Wednesday, October 11, 2006

NEWSWEEK: Majority of Americans now believe Bush misled on Iraq; Hans, Rangwala and others made that case BEFORE the war

Newsweek reports that “for the first time in the NEWSWEEK poll, a majority of Americans now believe the Bush administration knowingly misled the American people in building its case for war against Saddam Hussein: 58 percent vs. 36 percent who believe it didn’t.”

Just a reminder, in the weeks and months BEFORE the March 20, 2003 invasion, I explained in great detail just what Bush, Powell and company were up to and how the mainstream media — aside from a few honorable exceptions — were helping them get away with it, as you can see from the chronologically listed links below. See in particular the overlapping essays “Lying Us Into War” and “The Disinformation Age,” where I document at length what I dubbed the Bush team’s “techniques of deceit.”

Grifter-in-Chief Bush Aided by Media’s Wusses of Mass Credulity (Oct 19, 2002)

Bush Is Racking Up “Frequent Liar Miles” (Jan 18, 2003)

Rumsfeld Offers Media Good Advice on How to Protect Viewers From Leaders’ Lies (Jan 25, 2003)

The Evidence Bush is Withholding Weakens, Not Strengthens the Case for War (Jan 28, 2003)

The White Hawk Club (who gets to talk on public-affairs TV) (Jan 30, 2003)

An Open Letter to the U.N. About Colin Powell (Feb 4, 2003 — pre-U.N. presentation)

Lying Us Into War: Exposing Bush and His “Techniques of Deceit” (Feb 10, 2003)

I’m Calling You Out: Marching Orders for Journalists, Officials and Celebrities Who Believe in “Informed Consent of the Governed” (Feb 19, 2003)

With “Liberals” Like These, Who Needs Conservatives: How Powell wowed Mary McGrory and Richard Cohen, the crème of the Washington Post’s credulous crop (Feb 23, 2003)

Public’s Pro-Inspections Posture Mostly M.I.A. on Talking-Heads TV (Feb 28, 2003)

The Disinformation Age: How George W. Bush and Saint Colin of Powell are lying America into an unnecessary war — and what honest journalists can do about it (March 4, 2003)

How to Deter Bush’s Fibbing and Hoopsters’ Flopping (March 14, 2003)

Far and away the most thorough, relentless and accurate analyst of the shaky pre-war claims of the Bush and Blair administrations was Glen Rangwala, a young professor of politics at Cambridge University in England, His pre- and post-war writings are collected here.

Don’t miss his devastating critique of Powell, posted Feb. 14, 2003 — that is, well before the start of the war — dissecting each of the 44 claims he made at the UN.

Rangwala was on the case long before I was, working with the anti-war wing of Britain’s Labour Party but receiving scant attention from the overrated Brit media, which trumpeted the claims in Blair’s now-discredited Sept 2002 dossier but not Rangwals’s critique.
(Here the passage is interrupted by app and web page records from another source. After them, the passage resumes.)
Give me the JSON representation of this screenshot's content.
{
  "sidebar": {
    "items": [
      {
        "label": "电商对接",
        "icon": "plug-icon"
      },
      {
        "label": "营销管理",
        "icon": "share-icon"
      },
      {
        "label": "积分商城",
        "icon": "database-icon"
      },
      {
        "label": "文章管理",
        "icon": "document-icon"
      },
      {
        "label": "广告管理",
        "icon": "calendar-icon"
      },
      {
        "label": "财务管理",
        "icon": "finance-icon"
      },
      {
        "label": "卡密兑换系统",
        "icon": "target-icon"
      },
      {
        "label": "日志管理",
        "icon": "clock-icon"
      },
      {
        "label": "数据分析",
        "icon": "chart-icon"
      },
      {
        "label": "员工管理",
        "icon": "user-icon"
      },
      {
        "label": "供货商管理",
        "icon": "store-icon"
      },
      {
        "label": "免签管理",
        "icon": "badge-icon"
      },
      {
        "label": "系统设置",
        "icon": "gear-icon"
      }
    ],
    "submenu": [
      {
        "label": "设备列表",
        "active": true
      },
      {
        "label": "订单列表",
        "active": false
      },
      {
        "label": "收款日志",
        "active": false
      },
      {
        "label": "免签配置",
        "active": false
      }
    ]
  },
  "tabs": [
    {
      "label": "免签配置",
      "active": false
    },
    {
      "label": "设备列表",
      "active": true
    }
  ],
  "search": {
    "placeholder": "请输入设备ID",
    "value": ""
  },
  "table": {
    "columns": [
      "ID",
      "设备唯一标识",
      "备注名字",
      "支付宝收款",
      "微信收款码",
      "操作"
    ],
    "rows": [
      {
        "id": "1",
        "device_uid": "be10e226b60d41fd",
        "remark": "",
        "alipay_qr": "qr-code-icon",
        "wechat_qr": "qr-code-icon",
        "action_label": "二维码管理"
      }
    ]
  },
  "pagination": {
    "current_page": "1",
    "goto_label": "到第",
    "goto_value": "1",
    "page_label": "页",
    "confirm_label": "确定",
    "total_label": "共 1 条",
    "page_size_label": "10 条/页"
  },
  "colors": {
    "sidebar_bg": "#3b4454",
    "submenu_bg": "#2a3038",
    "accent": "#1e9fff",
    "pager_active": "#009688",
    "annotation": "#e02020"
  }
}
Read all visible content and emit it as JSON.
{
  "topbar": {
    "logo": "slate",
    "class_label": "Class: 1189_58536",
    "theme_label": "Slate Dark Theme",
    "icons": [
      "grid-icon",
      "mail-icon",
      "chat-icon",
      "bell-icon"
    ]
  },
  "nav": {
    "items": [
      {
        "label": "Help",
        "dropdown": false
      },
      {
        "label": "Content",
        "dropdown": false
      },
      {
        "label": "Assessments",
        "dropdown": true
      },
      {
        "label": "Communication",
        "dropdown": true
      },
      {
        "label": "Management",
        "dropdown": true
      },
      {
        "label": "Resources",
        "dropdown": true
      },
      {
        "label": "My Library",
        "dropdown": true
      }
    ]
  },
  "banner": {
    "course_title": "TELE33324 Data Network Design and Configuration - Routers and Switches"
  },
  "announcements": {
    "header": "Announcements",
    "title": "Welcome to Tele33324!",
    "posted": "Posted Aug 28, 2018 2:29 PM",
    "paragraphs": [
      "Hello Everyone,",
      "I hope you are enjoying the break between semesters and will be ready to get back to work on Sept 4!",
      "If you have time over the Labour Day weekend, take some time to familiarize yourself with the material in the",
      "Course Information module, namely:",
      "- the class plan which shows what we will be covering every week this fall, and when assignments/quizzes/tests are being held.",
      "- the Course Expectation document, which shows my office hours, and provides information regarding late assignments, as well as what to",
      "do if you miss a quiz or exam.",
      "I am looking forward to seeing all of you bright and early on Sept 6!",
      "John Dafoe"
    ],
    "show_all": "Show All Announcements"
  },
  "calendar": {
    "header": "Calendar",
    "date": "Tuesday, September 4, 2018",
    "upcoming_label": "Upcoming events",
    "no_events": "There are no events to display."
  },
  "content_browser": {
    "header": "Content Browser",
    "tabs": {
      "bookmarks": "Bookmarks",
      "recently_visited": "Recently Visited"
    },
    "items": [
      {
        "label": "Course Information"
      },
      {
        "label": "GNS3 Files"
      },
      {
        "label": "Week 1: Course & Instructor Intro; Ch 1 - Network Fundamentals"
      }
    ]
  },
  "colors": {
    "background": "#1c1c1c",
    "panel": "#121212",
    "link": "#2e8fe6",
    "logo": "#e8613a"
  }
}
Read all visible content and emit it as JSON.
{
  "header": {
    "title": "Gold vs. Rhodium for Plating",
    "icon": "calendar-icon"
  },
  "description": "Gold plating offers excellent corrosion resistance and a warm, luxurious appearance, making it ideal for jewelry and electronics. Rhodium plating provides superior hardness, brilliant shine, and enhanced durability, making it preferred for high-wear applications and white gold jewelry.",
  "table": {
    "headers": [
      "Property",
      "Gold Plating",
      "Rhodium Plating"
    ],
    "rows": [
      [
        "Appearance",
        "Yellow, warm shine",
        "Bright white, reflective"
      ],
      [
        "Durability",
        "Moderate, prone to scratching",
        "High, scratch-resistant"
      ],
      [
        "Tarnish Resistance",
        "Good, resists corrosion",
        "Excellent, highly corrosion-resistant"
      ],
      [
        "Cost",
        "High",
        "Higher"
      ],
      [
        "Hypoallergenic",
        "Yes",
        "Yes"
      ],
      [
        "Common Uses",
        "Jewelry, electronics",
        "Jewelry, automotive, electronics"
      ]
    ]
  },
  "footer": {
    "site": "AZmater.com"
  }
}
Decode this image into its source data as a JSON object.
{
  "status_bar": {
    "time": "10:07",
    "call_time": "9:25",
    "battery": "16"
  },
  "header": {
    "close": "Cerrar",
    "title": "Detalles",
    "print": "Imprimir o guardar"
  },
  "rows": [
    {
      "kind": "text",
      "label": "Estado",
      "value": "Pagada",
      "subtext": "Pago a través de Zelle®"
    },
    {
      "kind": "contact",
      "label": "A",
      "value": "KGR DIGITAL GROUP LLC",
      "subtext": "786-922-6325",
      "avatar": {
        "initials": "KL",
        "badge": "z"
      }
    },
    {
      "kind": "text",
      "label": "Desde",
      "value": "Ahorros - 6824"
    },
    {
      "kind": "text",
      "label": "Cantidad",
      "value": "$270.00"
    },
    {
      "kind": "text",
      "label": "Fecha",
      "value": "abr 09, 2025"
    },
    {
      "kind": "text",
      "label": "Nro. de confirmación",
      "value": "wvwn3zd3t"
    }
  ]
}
It wasn’t till January 2003 that I stumbled across his mammoth analysis of U.S. and U.K. claims about Iraqi WMD, first posted Sept. 27, 2002. That’s two weeks before the U.S. Congress granted Bush the authority to got to war against Iraq should the need arise (it never did, of course, but he went anyway). Here’s an updated version of Glen’s mammoth analysis.

If the US and UK media had served their citizenries rather than their governments, the rush to war would have ground to a halt.